You have effectively one target device (ipod touch may not have mic and no phone but that’s it, 3gs has… compass oooh) and a clean reliable platform. Even firmware issues are almost removed because Apple/iTunes make it so trivial for people to update.

Contrast this with Android. From what I have read, it seems the O/S is not a rigid guaranteed platform like iPhone OS, and of course it is targetted at the mass market of phones. This will mean that the capabilities and APIs and quality of implementations will vary across all the handsets – just like in your old enemy J2ME.

High volume phone makers will try to shoehorn Android into as little RAM and CPU as they can, with the cheapest acceptable screen they can (who cares if everything looks a bit yellow!), to hit the lowest price point to make their handset the most attractive to the network operators so they can hit high subsidised sale volumes. If there’s some problem with a part of an API – maybe the CPU is too slow to do it, or the GPU can’t handle it, or the screen is “4.5-bit CMYK” colour as opposed to 24-bit RGB, they will just cut a corner/break compromise that API and almost certainly not document this. It is commercial reality. It is the classic design down to a price, not up to a standard.

J2ME suffered exactly this problem and Sun couldn’t fix it even though they had a licensing scheme for the VM. Because Google has open sourced Android, I don’t see how they’re going to be able to introduce a “Google Certified Android” standard that requires complete TCK success for all Android deployments.

As such, mobile devs on Android are doomed to the same existence they’ve had for a decade on J2ME.

Each new Android handset means another target to test, often requiring you to buy the handset contract free (ouch!), and the diminishing returns as the market is flooded with new handsets each garnering less of the market for your app.

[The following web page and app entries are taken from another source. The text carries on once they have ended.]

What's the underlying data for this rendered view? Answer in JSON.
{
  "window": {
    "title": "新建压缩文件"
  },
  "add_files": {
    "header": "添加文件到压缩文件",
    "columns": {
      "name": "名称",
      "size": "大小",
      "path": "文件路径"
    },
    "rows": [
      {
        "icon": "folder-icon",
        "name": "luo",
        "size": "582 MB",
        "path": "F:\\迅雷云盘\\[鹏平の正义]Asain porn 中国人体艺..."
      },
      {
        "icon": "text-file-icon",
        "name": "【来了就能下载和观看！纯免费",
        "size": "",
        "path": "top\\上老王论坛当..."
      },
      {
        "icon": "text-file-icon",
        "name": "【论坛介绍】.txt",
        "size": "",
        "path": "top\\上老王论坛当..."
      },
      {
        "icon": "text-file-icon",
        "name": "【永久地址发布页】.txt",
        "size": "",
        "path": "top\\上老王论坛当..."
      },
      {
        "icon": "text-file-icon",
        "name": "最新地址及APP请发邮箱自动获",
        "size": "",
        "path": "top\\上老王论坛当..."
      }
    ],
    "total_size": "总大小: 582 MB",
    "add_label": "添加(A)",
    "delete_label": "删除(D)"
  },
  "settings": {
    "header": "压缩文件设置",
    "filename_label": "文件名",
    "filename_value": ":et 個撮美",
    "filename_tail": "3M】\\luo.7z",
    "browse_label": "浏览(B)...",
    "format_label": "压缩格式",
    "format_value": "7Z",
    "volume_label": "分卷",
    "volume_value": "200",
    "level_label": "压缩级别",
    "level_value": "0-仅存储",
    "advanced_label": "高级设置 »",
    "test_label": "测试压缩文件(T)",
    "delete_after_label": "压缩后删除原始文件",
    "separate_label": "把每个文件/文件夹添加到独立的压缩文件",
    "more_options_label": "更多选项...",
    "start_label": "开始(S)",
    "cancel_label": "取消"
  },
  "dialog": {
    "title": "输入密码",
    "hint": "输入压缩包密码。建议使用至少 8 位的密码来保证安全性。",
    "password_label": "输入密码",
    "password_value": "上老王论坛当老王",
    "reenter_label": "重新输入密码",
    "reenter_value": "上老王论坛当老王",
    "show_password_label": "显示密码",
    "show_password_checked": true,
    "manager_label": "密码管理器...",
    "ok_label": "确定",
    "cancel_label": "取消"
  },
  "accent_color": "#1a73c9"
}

Of course you’ll still be coding Android apps because manufacturers will be running to unite under an “iPhone beating OS”. Really, all that’s changed is you’re coding to Android APIs instead of J2ME.

I don’t mean to say Android won’t be successful. iPhone OS will not be “the” dominant OS in the mobile phone market any time soon, maybe never.

The thing Android devs have to fear is this: the mass market success of Android. Why? Because the mass market success = high volume = cheap crap phone, not a smartphone. That is where the money will be for Android apps, and guess what – its going to be really pretty ugly. You’ll make a “reference port” on your high end Android handset with touch and lots of RAM and great performance, and then have to downshift everything to the shitsville high volume ones.

So in terms of small developers making money off their apps, I’m very confident the ROI on iPhone will be far more favourable.

Let the big guys deal with the horror of porting and QA teams for all the Android stuff.

Oh, and wait it remains to be proven that Android users will actually pay for apps in any quantity. Apple creates an environment of value where people understand that, generally speaking, you get what you pay for. As FSJ often says… “freetards” don’t get this.

UPDATE: Oh look what just hit the news… one of (if not the) biggest J2ME game devs is scaling back their Android efforts. “It is not as neatly done as on the iPhone. Google has not been very good to entice customers to actually buy products. On Android nobody is making significant revenue,” AKA “freetard” attitude = no money for developers.